[SOURCE INFORMATION Boundary: Start]

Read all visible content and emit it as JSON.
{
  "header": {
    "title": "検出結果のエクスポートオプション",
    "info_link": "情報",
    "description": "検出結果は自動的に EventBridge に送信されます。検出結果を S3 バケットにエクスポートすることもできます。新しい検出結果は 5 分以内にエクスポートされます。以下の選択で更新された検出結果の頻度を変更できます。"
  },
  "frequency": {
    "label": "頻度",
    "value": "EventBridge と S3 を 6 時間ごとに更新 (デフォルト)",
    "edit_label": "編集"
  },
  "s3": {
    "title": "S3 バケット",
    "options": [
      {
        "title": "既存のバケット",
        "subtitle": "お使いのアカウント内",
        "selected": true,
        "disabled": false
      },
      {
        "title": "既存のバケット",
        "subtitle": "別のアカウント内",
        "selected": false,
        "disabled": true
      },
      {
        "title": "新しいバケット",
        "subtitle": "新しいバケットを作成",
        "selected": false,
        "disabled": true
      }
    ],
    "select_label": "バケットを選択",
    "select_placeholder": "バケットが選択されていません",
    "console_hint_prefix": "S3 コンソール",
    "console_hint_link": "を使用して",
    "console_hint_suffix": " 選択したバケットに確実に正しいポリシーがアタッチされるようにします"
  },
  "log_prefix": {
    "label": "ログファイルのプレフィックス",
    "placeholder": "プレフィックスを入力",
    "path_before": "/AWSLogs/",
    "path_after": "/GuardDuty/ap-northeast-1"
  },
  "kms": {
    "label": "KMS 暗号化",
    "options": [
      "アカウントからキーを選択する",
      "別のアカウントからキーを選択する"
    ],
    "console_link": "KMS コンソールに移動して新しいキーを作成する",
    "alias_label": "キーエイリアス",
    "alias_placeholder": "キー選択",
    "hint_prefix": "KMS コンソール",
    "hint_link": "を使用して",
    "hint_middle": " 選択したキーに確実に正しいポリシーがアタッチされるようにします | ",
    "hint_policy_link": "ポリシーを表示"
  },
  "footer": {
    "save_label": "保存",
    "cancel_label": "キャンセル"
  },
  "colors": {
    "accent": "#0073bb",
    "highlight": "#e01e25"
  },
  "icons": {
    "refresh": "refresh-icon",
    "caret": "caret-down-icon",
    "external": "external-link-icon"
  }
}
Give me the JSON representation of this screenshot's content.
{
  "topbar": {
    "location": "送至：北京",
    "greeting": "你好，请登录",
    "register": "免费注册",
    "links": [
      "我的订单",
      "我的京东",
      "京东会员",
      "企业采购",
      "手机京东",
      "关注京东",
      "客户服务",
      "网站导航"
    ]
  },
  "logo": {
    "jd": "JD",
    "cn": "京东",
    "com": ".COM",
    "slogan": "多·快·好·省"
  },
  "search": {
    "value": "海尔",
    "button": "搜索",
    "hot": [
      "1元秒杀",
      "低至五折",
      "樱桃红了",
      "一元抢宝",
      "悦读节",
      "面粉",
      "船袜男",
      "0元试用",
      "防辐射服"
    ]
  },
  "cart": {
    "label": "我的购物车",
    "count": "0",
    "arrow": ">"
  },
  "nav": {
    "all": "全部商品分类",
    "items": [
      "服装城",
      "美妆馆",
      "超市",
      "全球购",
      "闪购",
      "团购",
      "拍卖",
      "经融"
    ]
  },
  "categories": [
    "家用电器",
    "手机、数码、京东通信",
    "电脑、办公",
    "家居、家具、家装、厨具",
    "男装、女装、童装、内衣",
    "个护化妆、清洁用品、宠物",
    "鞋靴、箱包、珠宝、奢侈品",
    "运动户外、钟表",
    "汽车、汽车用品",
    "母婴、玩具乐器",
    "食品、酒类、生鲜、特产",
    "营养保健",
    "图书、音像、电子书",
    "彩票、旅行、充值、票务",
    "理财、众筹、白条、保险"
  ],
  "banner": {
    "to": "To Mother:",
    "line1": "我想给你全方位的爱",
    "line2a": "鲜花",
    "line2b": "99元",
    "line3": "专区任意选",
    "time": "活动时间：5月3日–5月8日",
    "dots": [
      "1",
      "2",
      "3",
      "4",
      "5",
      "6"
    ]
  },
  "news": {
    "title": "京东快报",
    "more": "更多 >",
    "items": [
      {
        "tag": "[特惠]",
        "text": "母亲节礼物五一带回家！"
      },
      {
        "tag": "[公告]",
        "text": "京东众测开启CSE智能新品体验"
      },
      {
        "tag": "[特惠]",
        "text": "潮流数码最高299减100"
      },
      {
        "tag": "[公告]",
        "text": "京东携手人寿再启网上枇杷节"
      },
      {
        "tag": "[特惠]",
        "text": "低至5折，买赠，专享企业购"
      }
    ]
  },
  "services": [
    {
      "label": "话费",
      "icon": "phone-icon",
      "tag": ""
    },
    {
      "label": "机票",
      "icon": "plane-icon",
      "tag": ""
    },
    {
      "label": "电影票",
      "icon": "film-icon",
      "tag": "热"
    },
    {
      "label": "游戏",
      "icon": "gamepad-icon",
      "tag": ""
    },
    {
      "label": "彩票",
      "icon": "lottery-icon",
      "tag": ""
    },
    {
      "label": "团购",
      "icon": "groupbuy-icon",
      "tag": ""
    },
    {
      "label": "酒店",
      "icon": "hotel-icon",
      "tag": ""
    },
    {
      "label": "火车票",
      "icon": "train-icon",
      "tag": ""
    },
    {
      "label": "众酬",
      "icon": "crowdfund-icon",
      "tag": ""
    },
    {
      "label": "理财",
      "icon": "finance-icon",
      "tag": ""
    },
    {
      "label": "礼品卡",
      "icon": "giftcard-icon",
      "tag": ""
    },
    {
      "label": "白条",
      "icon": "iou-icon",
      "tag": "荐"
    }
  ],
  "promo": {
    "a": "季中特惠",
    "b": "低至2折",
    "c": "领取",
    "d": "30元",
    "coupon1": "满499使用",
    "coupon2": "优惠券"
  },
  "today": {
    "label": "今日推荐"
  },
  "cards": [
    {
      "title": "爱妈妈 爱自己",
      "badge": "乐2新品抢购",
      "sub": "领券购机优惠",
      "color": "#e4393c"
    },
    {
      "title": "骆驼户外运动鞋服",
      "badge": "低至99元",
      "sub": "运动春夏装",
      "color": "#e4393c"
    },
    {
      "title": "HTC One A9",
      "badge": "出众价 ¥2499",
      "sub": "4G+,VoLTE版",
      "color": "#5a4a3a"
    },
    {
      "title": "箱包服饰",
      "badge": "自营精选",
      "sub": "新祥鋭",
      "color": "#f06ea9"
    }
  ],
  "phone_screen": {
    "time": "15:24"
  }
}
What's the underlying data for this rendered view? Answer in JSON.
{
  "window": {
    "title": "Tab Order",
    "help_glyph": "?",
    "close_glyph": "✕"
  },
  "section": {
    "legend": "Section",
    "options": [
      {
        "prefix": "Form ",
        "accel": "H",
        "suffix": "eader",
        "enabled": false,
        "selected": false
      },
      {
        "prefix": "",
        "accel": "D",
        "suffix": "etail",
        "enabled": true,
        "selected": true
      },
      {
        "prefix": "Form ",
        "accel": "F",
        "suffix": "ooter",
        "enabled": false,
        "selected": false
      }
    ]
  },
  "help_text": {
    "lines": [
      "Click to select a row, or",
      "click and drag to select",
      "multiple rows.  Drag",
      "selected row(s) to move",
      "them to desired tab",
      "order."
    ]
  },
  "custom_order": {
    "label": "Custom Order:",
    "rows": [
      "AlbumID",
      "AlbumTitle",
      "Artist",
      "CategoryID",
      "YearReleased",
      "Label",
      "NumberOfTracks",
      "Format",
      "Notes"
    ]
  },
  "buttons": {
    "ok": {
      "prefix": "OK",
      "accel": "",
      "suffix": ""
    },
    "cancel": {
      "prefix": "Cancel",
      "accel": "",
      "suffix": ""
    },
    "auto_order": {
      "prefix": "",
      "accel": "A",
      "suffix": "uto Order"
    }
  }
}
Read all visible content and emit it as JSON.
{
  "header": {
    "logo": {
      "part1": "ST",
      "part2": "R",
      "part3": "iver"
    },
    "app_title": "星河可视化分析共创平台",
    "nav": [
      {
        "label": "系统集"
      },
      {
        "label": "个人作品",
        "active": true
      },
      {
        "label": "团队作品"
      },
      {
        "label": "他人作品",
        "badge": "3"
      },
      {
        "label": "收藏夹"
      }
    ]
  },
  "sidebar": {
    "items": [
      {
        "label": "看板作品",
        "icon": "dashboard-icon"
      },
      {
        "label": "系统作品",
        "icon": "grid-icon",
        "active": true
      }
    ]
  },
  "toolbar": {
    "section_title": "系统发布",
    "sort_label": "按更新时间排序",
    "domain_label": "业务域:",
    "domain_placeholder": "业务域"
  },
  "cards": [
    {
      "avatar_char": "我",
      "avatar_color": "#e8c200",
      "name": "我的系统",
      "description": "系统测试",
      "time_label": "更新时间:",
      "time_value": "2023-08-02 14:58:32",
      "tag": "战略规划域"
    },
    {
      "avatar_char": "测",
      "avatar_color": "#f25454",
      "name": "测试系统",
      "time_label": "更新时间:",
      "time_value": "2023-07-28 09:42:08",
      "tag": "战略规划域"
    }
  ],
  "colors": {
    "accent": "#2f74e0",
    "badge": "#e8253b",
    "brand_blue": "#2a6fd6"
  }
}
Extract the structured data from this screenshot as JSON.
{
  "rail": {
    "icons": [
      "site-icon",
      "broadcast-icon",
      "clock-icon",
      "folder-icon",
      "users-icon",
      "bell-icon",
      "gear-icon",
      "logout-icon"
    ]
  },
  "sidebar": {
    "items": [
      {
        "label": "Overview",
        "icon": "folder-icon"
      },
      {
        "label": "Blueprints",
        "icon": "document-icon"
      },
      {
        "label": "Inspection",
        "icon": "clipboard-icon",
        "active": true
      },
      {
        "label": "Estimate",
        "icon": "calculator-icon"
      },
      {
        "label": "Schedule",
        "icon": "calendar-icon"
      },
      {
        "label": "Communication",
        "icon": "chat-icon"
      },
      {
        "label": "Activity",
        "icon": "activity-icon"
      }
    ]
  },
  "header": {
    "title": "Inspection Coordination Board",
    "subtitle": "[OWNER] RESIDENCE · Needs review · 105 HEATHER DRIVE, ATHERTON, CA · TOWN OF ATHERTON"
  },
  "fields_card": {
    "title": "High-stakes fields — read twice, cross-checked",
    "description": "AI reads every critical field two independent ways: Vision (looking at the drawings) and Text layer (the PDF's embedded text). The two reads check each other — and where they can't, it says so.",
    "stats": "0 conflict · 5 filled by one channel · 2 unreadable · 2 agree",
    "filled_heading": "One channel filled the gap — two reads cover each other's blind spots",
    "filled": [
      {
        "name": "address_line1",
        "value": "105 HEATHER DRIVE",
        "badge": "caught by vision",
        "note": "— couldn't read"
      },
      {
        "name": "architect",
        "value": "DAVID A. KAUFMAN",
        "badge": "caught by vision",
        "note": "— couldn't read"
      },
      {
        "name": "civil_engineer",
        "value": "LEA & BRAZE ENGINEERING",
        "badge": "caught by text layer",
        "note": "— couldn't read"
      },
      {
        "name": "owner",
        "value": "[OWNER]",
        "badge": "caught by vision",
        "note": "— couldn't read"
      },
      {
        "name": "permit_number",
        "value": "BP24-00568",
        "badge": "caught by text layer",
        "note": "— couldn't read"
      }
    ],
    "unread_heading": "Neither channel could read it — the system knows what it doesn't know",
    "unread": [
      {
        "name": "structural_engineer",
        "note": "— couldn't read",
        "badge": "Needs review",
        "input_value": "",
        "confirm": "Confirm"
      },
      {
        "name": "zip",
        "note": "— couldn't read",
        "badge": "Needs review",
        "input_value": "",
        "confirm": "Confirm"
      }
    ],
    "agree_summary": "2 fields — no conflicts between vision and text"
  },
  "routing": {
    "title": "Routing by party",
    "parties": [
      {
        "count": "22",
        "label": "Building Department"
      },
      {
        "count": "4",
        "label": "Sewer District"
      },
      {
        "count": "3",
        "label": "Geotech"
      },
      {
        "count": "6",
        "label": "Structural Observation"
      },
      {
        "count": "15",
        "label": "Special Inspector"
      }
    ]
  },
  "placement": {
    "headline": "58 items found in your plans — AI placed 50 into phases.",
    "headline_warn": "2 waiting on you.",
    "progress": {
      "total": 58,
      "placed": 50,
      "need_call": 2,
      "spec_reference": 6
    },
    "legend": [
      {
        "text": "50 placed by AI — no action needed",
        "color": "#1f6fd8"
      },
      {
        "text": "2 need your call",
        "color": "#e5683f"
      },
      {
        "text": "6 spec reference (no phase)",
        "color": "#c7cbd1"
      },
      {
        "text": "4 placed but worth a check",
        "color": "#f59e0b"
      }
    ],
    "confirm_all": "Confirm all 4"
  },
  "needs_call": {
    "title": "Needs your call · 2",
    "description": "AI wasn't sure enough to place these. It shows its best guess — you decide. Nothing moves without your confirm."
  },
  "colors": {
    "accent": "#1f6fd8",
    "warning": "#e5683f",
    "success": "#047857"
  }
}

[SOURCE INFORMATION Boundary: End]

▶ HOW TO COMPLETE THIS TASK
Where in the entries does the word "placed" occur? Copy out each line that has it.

▶ WRITTEN RESPONSE
    "headline": "58 items found in your plans — AI placed 50 into phases.",
      "placed": 50,
        "text": "50 placed by AI — no action needed",
        "text": "4 placed but worth a check",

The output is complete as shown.